Element data from apps and pages
※ ※ ※

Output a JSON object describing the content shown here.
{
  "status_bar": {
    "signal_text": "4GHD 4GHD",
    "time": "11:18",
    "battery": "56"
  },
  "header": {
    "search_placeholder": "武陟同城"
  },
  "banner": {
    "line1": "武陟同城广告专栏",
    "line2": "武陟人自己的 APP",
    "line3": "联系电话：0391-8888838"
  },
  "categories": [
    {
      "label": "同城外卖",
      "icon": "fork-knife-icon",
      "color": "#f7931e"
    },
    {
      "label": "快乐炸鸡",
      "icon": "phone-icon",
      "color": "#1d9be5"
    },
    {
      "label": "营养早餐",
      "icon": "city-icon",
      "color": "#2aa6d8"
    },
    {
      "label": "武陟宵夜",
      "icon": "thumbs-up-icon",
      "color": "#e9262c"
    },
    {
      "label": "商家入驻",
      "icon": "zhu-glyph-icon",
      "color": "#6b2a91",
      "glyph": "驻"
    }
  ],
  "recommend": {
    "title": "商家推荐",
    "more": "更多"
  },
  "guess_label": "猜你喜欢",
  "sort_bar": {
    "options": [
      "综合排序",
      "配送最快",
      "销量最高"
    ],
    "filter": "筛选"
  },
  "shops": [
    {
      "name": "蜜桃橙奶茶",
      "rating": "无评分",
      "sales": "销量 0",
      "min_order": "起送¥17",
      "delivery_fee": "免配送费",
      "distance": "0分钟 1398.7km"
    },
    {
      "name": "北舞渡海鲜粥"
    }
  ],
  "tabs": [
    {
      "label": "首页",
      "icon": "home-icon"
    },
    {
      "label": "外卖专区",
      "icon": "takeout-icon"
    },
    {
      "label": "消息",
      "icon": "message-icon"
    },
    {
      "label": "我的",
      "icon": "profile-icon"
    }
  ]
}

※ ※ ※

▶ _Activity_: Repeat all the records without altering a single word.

▶ _Answer to the exercise_:
Output a JSON object describing the content shown here.
{
  "status_bar": {
    "signal_text": "4GHD 4GHD",
    "time": "11:18",
    "battery": "56"
  },
  "header": {
    "search_placeholder": "武陟同城"
  },
  "banner": {
    "line1": "武陟同城广告专栏",
    "line2": "武陟人自己的 APP",
    "line3": "联系电话：0391-8888838"
  },
  "categories": [
    {
      "label": "同城外卖",
      "icon": "fork-knife-icon",
      "color": "#f7931e"
    },
    {
      "label": "快乐炸鸡",
      "icon": "phone-icon",
      "color": "#1d9be5"
    },
    {
      "label": "营养早餐",
      "icon": "city-icon",
      "color": "#2aa6d8"
    },
    {
      "label": "武陟宵夜",
      "icon": "thumbs-up-icon",
      "color": "#e9262c"
    },
    {
      "label": "商家入驻",
      "icon": "zhu-glyph-icon",
      "color": "#6b2a91",
      "glyph": "驻"
    }
  ],
  "recommend": {
    "title": "商家推荐",
    "more": "更多"
  },
  "guess_label": "猜你喜欢",
  "sort_bar": {
    "options": [
      "综合排序",
      "配送最快",
      "销量最高"
    ],
    "filter": "筛选"
  },
  "shops": [
    {
      "name": "蜜桃橙奶茶",
      "rating": "无评分",
      "sales": "销量 0",
      "min_order": "起送¥17",
      "delivery_fee": "免配送费",
      "distance": "0分钟 1398.7km"
    },
    {
      "name": "北舞渡海鲜粥"
    }
  ],
  "tabs": [
    {
      "label": "首页",
      "icon": "home-icon"
    },
    {
      "label": "外卖专区",
      "icon": "takeout-icon"
    },
    {
      "label": "消息",
      "icon": "message-icon"
    },
    {
      "label": "我的",
      "icon": "profile-icon"
    }
  ]
}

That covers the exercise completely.